I knew never to make empty threats or give too many warnings. I knew constancy was crucial. I knew I could handle playing the bad guy for the greater good. I knew nothing.
Sure, I could blame the newness of my stepmother role or any number of circumstances, but I don't think anything prepares you for the first time a child you're responsible for does something truly awful and you have to punish them.
I remember Isaac's nasty words and defiant behavior vaguely, but I vividly remember Mike voice booming from behind me. I remember the punishment being handed down and having to stand beside Mike presenting a united front when all I wanted to do was cry. I completely agreed the behavior was awful and the punishment fit, but I wasn't ready for this responsibility or the kind of "poker face" parenting consistently requires.
It was too much reality. I remember turning to Mike after Isaac left the room and watching his expression change to one of concern for me. I broke down in sobs unable to articulate what it was exactly that had freaked me out so completely.
Again, not being sure of my "place" was part of the emotion, but I think more of it had to do with suddenly having to be in the role of the disciplinarian not just for a few hours but forever. It's a big responsibility and not to harp on this but it made me feel old. Not just old, but of a different generation than I ever associated with before. Displaced in time suddenly and tied down in a way I'd never experienced before.
These days it's just part of the day to day around here, but not by any means the easy part. After some observation of how things were run before me and some acclamation to being an alien in "their" household I found my way. It's funny because that's exactly what the rules are about keeping them safe, happy and healthy to find their way in the world.
I have to say starting from the beginning is simultaneously easier and far more confusing. One minute everything Riley did no matter how inconvenient, repulsive, annoying or frustrating was ultimately humorous. Mainly because she had no idea what she was doing and therefore didn't know how annoying it was. The other factor were all those new mom infatuation chemicals that ensure you keep and care for your demanding, non-sleeping newborn rather than leave them in a stranger's cart at the grocery store and go home to bed.
Mike, always a ray of sunshine, used to tell me often to "just wait until she does stuff to annoy you on purpose." Well, some time around 12mo that time arrived. She's so little that sometimes I can't tell whether her offenses are intentional or accidents and bad timing. The world is a confusing place for a toddler sometimes it's encouraged that you climb, scream, make a mess and sometimes it's not.

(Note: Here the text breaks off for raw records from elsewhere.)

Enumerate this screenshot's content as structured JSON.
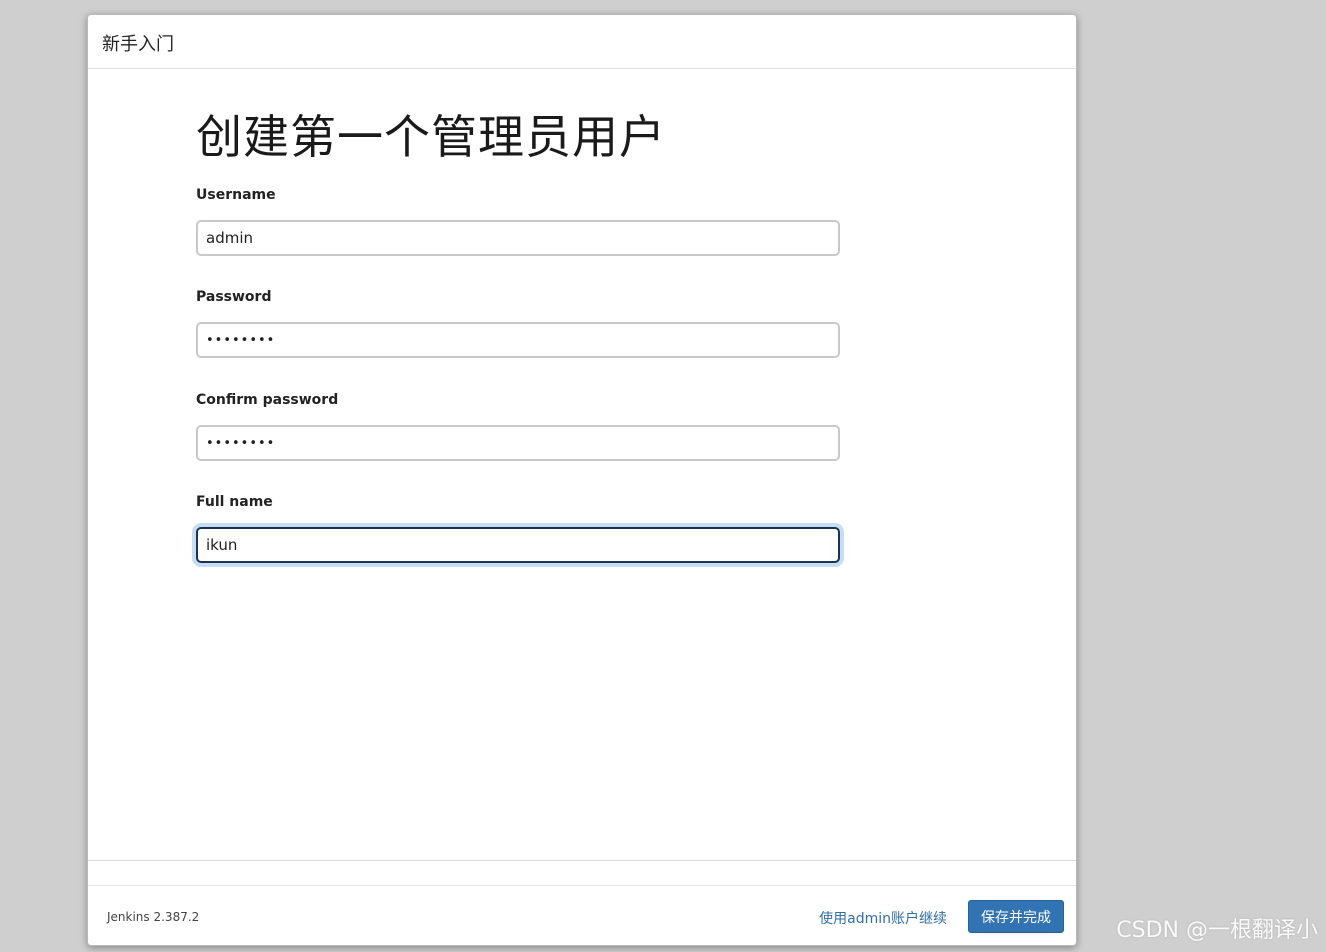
{
  "dialog": {
    "header_title": "新手入门",
    "page_title": "创建第一个管理员用户"
  },
  "form": {
    "username": {
      "label": "Username",
      "value": "admin"
    },
    "password": {
      "label": "Password",
      "value": "••••••••"
    },
    "confirm_password": {
      "label": "Confirm password",
      "value": "••••••••"
    },
    "full_name": {
      "label": "Full name",
      "value": "ikun"
    }
  },
  "footer": {
    "version": "Jenkins 2.387.2",
    "continue_link": "使用admin账户继续",
    "save_button": "保存并完成"
  },
  "watermark": "CSDN @一根翻译小"
}
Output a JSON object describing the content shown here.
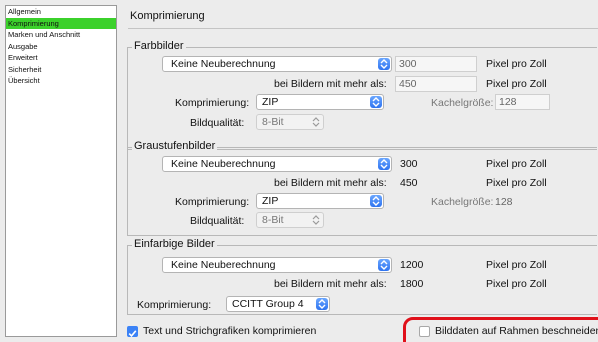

I do my best to see the world through her eyes and exercise as much patience as a given day allows. In the end it's my job to keep her happy, healthy and safe. That's always the bottom line. So if she accidentally rips a book I'll be understanding, but if she tries to make a grab for the scissors I have to intervene. If I can reason with her I try for example “Riley don't touch, hot!” On a good day that's the end of it, but if she persists it's time out time.
I'm lucky my toddler is really impacted by how her behavior makes mommy and daddy feel. My 8yr old on the other hand seems harder and harder to reach every day.He tends to not only do completely annoying things that require punishment he waits to do them until it will effect the most people possible. Out in public, while his sister's having a good time and behaving and above all the Friday before a long weekend (or any kid friendly event we've planned our lives around taking him to). I can take away his TV, computer, Legos or dessert, but sometimes nothing seems to have an impact.
Isaac has a marble jar now. I give him a marble goal at the beginning of the week. If he completes his responsibilities list, behaves at school and is generally helpful and pleasant he earns marbles. If he makes bad choices he loses them. If he falls short of his goal there's always a fresh start next week. If he meets or surpasses his goal he gets a reward.
I like the tangibility of it, but it waxes and wanes in effectiveness. When he gets in trouble he tends to wash his hands of trying at all. It can be quite a challenge to rally him. Some days I'm just too tired to engage in a battle of wills.
In general this job has long hours, unreliable pay, no vacations and crushing responsibility.